Yingluck Shinawatra, the prime minister of Thailand, has been among female leaders and business chiefs selected for the Forbes' 100 most powerful women.
Forbes said Yingluck, 45, was included as she "oversees a country of 67 million and the second-largest economy in Southeast Asia. One year into her term the Shinawatras’ ruling party has already been accused of plotting to overthrow the monarchy." In 2011 when she was first included in the list, Yingluck was ranked the 59th most powerful woman.
In the 9th annual ranking, topping the the World's 100 Most Powerful Women list is German Chancellor Angela Merkel, the woman who now holds the future of the eurozone economic system. She is followed by US Secretary of State Hillary Rodham Clinton at No. 2, and Brazilian President Dilma Rousseff at No 3.

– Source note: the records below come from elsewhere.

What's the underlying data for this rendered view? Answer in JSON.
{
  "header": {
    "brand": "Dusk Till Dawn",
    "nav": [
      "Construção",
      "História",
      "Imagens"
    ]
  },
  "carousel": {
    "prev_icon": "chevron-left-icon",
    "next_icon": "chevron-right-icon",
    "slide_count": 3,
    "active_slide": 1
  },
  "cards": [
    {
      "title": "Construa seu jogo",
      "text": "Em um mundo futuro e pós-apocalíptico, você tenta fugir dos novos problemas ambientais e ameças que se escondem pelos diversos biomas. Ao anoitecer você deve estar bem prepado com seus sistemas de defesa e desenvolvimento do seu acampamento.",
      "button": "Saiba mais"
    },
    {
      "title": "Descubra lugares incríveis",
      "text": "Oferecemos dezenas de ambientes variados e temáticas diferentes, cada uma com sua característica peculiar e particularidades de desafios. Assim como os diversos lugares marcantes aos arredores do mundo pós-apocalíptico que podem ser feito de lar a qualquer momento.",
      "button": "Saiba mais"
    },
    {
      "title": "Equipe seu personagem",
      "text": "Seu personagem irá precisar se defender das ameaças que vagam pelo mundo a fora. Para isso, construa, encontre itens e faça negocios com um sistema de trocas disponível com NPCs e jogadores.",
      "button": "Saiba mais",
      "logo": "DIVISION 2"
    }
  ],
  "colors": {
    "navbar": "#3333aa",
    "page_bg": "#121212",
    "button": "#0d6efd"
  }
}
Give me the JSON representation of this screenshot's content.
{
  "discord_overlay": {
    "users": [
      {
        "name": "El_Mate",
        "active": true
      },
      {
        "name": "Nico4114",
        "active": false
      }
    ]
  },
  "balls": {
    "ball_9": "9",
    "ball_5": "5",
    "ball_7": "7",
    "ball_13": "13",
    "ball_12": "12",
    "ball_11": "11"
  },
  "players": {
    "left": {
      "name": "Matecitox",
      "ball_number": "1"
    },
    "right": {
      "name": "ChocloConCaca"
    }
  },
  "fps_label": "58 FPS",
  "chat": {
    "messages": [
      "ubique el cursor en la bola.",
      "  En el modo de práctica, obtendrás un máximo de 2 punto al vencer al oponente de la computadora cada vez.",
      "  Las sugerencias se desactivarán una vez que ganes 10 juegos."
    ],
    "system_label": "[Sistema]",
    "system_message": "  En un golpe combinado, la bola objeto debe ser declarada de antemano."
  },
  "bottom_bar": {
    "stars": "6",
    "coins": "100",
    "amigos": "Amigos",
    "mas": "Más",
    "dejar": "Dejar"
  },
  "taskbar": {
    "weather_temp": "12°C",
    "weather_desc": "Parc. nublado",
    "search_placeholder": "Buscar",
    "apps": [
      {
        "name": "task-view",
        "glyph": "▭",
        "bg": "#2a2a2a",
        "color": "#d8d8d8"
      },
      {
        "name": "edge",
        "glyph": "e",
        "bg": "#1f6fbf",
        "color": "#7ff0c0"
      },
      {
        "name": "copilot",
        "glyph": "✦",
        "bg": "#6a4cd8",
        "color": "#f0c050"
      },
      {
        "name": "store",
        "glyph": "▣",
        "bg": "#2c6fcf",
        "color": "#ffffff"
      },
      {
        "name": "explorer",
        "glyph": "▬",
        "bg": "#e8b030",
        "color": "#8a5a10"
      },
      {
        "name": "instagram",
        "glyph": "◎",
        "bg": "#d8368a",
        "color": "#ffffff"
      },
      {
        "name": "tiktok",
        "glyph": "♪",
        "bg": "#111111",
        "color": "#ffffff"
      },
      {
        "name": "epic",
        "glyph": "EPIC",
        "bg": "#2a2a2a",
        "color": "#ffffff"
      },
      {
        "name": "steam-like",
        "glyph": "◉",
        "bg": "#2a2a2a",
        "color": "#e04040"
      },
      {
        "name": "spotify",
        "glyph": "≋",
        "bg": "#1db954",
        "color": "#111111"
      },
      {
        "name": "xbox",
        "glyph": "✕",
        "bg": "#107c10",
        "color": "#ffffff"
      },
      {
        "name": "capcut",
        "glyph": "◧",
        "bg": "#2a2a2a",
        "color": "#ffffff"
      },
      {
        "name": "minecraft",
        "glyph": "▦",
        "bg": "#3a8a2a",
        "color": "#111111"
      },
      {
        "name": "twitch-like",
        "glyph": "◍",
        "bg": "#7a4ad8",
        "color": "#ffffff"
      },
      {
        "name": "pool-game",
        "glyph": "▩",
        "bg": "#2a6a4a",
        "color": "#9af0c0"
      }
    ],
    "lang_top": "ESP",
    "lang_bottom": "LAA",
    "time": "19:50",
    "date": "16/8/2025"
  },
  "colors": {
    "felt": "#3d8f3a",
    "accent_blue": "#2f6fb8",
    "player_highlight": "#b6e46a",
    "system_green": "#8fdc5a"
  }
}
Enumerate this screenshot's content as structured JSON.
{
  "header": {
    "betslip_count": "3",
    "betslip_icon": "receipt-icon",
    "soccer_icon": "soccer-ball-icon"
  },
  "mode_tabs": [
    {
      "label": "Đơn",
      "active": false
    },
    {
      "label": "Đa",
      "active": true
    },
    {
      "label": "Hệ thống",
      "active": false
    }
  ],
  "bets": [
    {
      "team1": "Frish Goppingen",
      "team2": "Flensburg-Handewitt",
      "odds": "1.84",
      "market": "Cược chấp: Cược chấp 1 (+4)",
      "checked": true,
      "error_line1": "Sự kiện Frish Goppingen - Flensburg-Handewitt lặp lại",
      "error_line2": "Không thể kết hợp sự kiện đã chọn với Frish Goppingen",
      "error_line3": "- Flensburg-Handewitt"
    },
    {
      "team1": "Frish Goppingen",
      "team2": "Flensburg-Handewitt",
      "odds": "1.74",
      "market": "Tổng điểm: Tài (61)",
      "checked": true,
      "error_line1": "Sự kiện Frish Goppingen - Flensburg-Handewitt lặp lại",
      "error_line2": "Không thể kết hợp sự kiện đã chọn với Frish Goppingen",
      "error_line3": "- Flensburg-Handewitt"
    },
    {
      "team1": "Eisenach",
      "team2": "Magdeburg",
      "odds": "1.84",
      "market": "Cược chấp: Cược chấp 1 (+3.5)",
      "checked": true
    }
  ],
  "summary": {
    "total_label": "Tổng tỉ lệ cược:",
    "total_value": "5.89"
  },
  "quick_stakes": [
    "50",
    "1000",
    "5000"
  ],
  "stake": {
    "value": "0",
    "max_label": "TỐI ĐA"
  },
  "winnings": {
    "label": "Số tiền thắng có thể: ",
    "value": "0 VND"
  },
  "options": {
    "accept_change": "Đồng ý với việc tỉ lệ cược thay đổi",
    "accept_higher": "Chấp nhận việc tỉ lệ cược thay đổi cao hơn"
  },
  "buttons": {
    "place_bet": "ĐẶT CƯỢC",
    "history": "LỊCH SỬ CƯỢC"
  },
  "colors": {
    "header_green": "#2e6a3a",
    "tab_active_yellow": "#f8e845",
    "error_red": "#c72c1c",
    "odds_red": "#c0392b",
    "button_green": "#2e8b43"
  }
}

Members of the 2012 ranking represent women in technology (a new category this year), politics, business, media, entertainment, non-profits, as well as billionaires – all ranked by money, media presence and impact. The 25 CEOs alone oversee companies with $984 billion in revenues. The women represent 28 countries, have an average age of 55, and a combined 90 million Twitter followers.
“This year’s Power Women exert influence in very different ways, and to very different ends, and all with very different impacts on the global community,” said Moira Forbes, President & Publisher, ForbesWoman. “Whether leading multibillion-dollar companies, governing countries, shaping the cultural fabric of our lives, or spearheading humanitarian
initiatives, collectively these women are changing the planet in profoundly powerful and dynamic ways.”
Sixteen women join the list for the first time, including: Brazilian CEO Maria das Gracas Silva Foster of Petrobras (No. 20); Entertainer Jennifer Lopez (No. 38); Billionaire Philanthropist Laurene Powell Jobs (No. 49); and WikiMedia Foundation Executive Director Sue Gardner (No. 70). Twenty-one women dropped off list this year, including Sallie Krawcheck, Carol Bartz and Michele Bachmann.
There are 15 women in Tech, including: Sheryl Sandberg (No. 10) of Facebook, Virginia Rometty (No. 15) of IBM, Ursula Burns (No. 17) of Xerox, Meg Whitman (No. 18) of HP and Marissa Mayer (No. 21) of Yahoo.Entertainer Lady Gaga (No. 14) is the youngest on the list, at age 26; Britain’s Queen Elizabeth II (No. 26) is the oldest at 86. In her most recent sit-down interview with the media, U.S. Secretary of Homeland Security, Janet Napolitano (No. 9), is interviewed by Moira Forbes about her career, culture, what keeps her up at night, and much more.